= WHAT TO WORK ON =
Exactly as written, return all the data, leaving its pictures behind.

--- DATA FOR THIS TASK Enclosed Below ---

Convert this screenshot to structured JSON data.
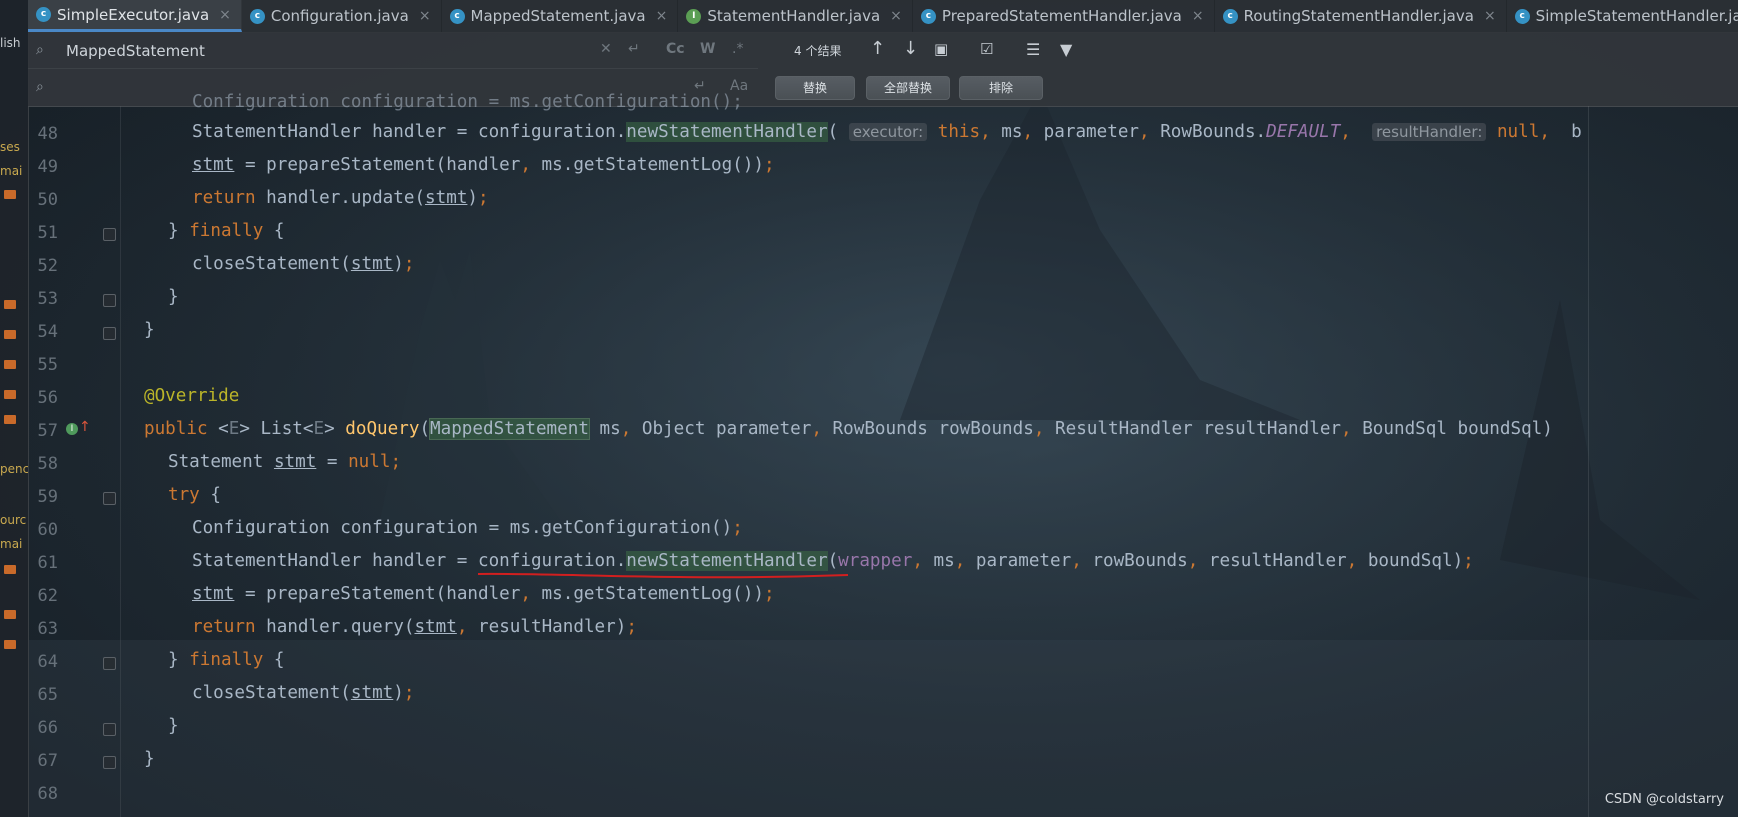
{
  "tabs": [
    {
      "label": "SimpleExecutor.java",
      "icon": "class-icon",
      "active": true
    },
    {
      "label": "Configuration.java",
      "icon": "class-icon"
    },
    {
      "label": "MappedStatement.java",
      "icon": "class-icon"
    },
    {
      "label": "StatementHandler.java",
      "icon": "interface-icon"
    },
    {
      "label": "PreparedStatementHandler.java",
      "icon": "class-icon"
    },
    {
      "label": "RoutingStatementHandler.java",
      "icon": "class-icon"
    },
    {
      "label": "SimpleStatementHandler.java",
      "icon": "class-icon"
    }
  ],
  "find": {
    "query": "MappedStatement",
    "replace": "",
    "results": "4 个结果",
    "options": {
      "match_case": "Cc",
      "words": "W",
      "regex": ".*"
    },
    "buttons": {
      "replace": "替换",
      "replace_all": "全部替换",
      "exclude": "排除"
    }
  },
  "left_strip": [
    "lish",
    "ses",
    "mai",
    "penc",
    "ourc",
    "mai"
  ],
  "editor": {
    "lines": [
      "48",
      "49",
      "50",
      "51",
      "52",
      "53",
      "54",
      "55",
      "56",
      "57",
      "58",
      "59",
      "60",
      "61",
      "62",
      "63",
      "64",
      "65",
      "66",
      "67",
      "68"
    ],
    "hint_executor": "executor:",
    "hint_result_handler": "resultHandler:",
    "partial_top": "Configuration configuration = ms.getConfiguration();"
  },
  "watermark": "CSDN @coldstarry",
  "colors": {
    "keyword": "#cc7832",
    "method": "#ffc66d",
    "annotation": "#bbb529",
    "field": "#9876aa",
    "text": "#a9b7c6",
    "red_underline": "#d21f1f"
  }
}
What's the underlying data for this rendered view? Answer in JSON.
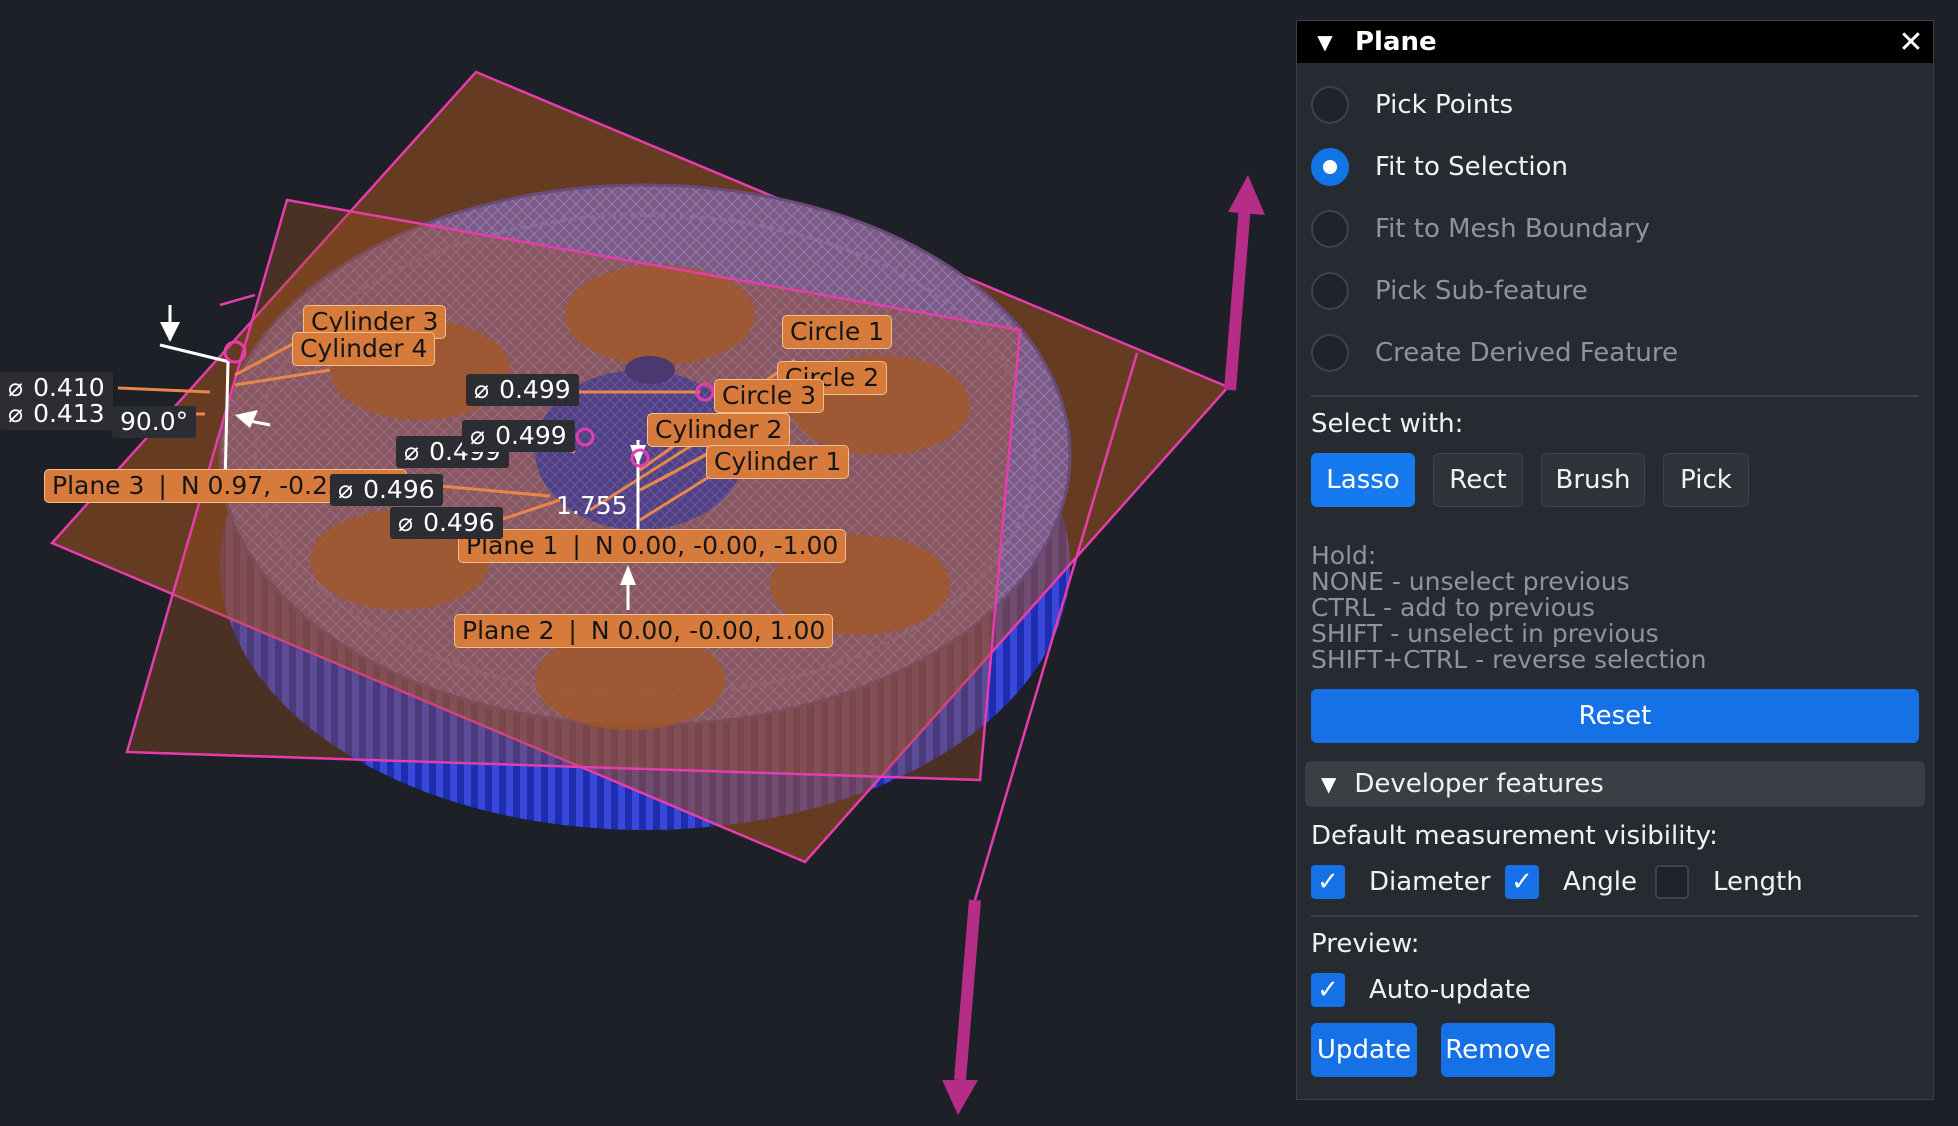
{
  "viewport": {
    "annotations": {
      "cylinder3": "Cylinder 3",
      "cylinder4": "Cylinder 4",
      "circle1": "Circle 1",
      "circle2": "Circle 2",
      "circle3": "Circle 3",
      "cylinder2": "Cylinder 2",
      "cylinder1": "Cylinder 1",
      "plane3_name": "Plane 3",
      "plane3_normal": "N 0.97, -0.22, 0.0",
      "plane1_name": "Plane 1",
      "plane1_normal": "N 0.00, -0.00, -1.00",
      "plane2_name": "Plane 2",
      "plane2_normal": "N 0.00, -0.00, 1.00",
      "diameter_symbol": "⌀",
      "dia_0410": "0.410",
      "dia_0413": "0.413",
      "angle_90": "90.0°",
      "dia_0499a": "0.499",
      "dia_0499b": "0.499",
      "dia_0499c": "0.499",
      "dia_0496a": "0.496",
      "dia_0496b": "0.496",
      "length_1755": "1.755"
    }
  },
  "panel": {
    "title": "Plane",
    "modes": [
      {
        "label": "Pick Points",
        "selected": false,
        "enabled": true
      },
      {
        "label": "Fit to Selection",
        "selected": true,
        "enabled": true
      },
      {
        "label": "Fit to Mesh Boundary",
        "selected": false,
        "enabled": false
      },
      {
        "label": "Pick Sub-feature",
        "selected": false,
        "enabled": false
      },
      {
        "label": "Create Derived Feature",
        "selected": false,
        "enabled": false
      }
    ],
    "select_with_label": "Select with:",
    "select_tools": [
      {
        "label": "Lasso",
        "active": true
      },
      {
        "label": "Rect",
        "active": false
      },
      {
        "label": "Brush",
        "active": false
      },
      {
        "label": "Pick",
        "active": false
      }
    ],
    "hold_lines": [
      "Hold:",
      "NONE - unselect previous",
      "CTRL - add to previous",
      "SHIFT - unselect in previous",
      "SHIFT+CTRL - reverse selection"
    ],
    "reset_label": "Reset",
    "developer_label": "Developer features",
    "default_visibility_label": "Default measurement visibility:",
    "visibility": [
      {
        "label": "Diameter",
        "checked": true
      },
      {
        "label": "Angle",
        "checked": true
      },
      {
        "label": "Length",
        "checked": false
      }
    ],
    "preview_label": "Preview:",
    "auto_update_label": "Auto-update",
    "auto_update_checked": true,
    "update_label": "Update",
    "remove_label": "Remove"
  },
  "colors": {
    "background": "#1d2026",
    "annotation_fill": "#d67b3c",
    "plane_outline": "#e63cad",
    "mesh_blue": "#2a3ccf",
    "axis_arrow": "#b52d86",
    "accent": "#1671e6"
  }
}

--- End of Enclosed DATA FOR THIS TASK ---

= RESPONSE TO THIS EXERCISE =
Convert this screenshot to structured JSON data.
{
  "tabs": [
    {
      "label": "SimpleExecutor.java",
      "icon": "class-icon",
      "active": true
    },
    {
      "label": "Configuration.java",
      "icon": "class-icon"
    },
    {
      "label": "MappedStatement.java",
      "icon": "class-icon"
    },
    {
      "label": "StatementHandler.java",
      "icon": "interface-icon"
    },
    {
      "label": "PreparedStatementHandler.java",
      "icon": "class-icon"
    },
    {
      "label": "RoutingStatementHandler.java",
      "icon": "class-icon"
    },
    {
      "label": "SimpleStatementHandler.java",
      "icon": "class-icon"
    }
  ],
  "find": {
    "query": "MappedStatement",
    "replace": "",
    "results": "4 个结果",
    "options": {
      "match_case": "Cc",
      "words": "W",
      "regex": ".*"
    },
    "buttons": {
      "replace": "替换",
      "replace_all": "全部替换",
      "exclude": "排除"
    }
  },
  "left_strip": [
    "lish",
    "ses",
    "mai",
    "penc",
    "ourc",
    "mai"
  ],
  "editor": {
    "lines": [
      "48",
      "49",
      "50",
      "51",
      "52",
      "53",
      "54",
      "55",
      "56",
      "57",
      "58",
      "59",
      "60",
      "61",
      "62",
      "63",
      "64",
      "65",
      "66",
      "67",
      "68"
    ],
    "hint_executor": "executor:",
    "hint_result_handler": "resultHandler:",
    "partial_top": "Configuration configuration = ms.getConfiguration();"
  },
  "watermark": "CSDN @coldstarry",
  "colors": {
    "keyword": "#cc7832",
    "method": "#ffc66d",
    "annotation": "#bbb529",
    "field": "#9876aa",
    "text": "#a9b7c6",
    "red_underline": "#d21f1f"
  }
}
What's the underlying data for this rendered view? Answer in JSON.
{
  "viewport": {
    "annotations": {
      "cylinder3": "Cylinder 3",
      "cylinder4": "Cylinder 4",
      "circle1": "Circle 1",
      "circle2": "Circle 2",
      "circle3": "Circle 3",
      "cylinder2": "Cylinder 2",
      "cylinder1": "Cylinder 1",
      "plane3_name": "Plane 3",
      "plane3_normal": "N 0.97, -0.22, 0.0",
      "plane1_name": "Plane 1",
      "plane1_normal": "N 0.00, -0.00, -1.00",
      "plane2_name": "Plane 2",
      "plane2_normal": "N 0.00, -0.00, 1.00",
      "diameter_symbol": "⌀",
      "dia_0410": "0.410",
      "dia_0413": "0.413",
      "angle_90": "90.0°",
      "dia_0499a": "0.499",
      "dia_0499b": "0.499",
      "dia_0499c": "0.499",
      "dia_0496a": "0.496",
      "dia_0496b": "0.496",
      "length_1755": "1.755"
    }
  },
  "panel": {
    "title": "Plane",
    "modes": [
      {
        "label": "Pick Points",
        "selected": false,
        "enabled": true
      },
      {
        "label": "Fit to Selection",
        "selected": true,
        "enabled": true
      },
      {
        "label": "Fit to Mesh Boundary",
        "selected": false,
        "enabled": false
      },
      {
        "label": "Pick Sub-feature",
        "selected": false,
        "enabled": false
      },
      {
        "label": "Create Derived Feature",
        "selected": false,
        "enabled": false
      }
    ],
    "select_with_label": "Select with:",
    "select_tools": [
      {
        "label": "Lasso",
        "active": true
      },
      {
        "label": "Rect",
        "active": false
      },
      {
        "label": "Brush",
        "active": false
      },
      {
        "label": "Pick",
        "active": false
      }
    ],
    "hold_lines": [
      "Hold:",
      "NONE - unselect previous",
      "CTRL - add to previous",
      "SHIFT - unselect in previous",
      "SHIFT+CTRL - reverse selection"
    ],
    "reset_label": "Reset",
    "developer_label": "Developer features",
    "default_visibility_label": "Default measurement visibility:",
    "visibility": [
      {
        "label": "Diameter",
        "checked": true
      },
      {
        "label": "Angle",
        "checked": true
      },
      {
        "label": "Length",
        "checked": false
      }
    ],
    "preview_label": "Preview:",
    "auto_update_label": "Auto-update",
    "auto_update_checked": true,
    "update_label": "Update",
    "remove_label": "Remove"
  },
  "colors": {
    "background": "#1d2026",
    "annotation_fill": "#d67b3c",
    "plane_outline": "#e63cad",
    "mesh_blue": "#2a3ccf",
    "axis_arrow": "#b52d86",
    "accent": "#1671e6"
  }
}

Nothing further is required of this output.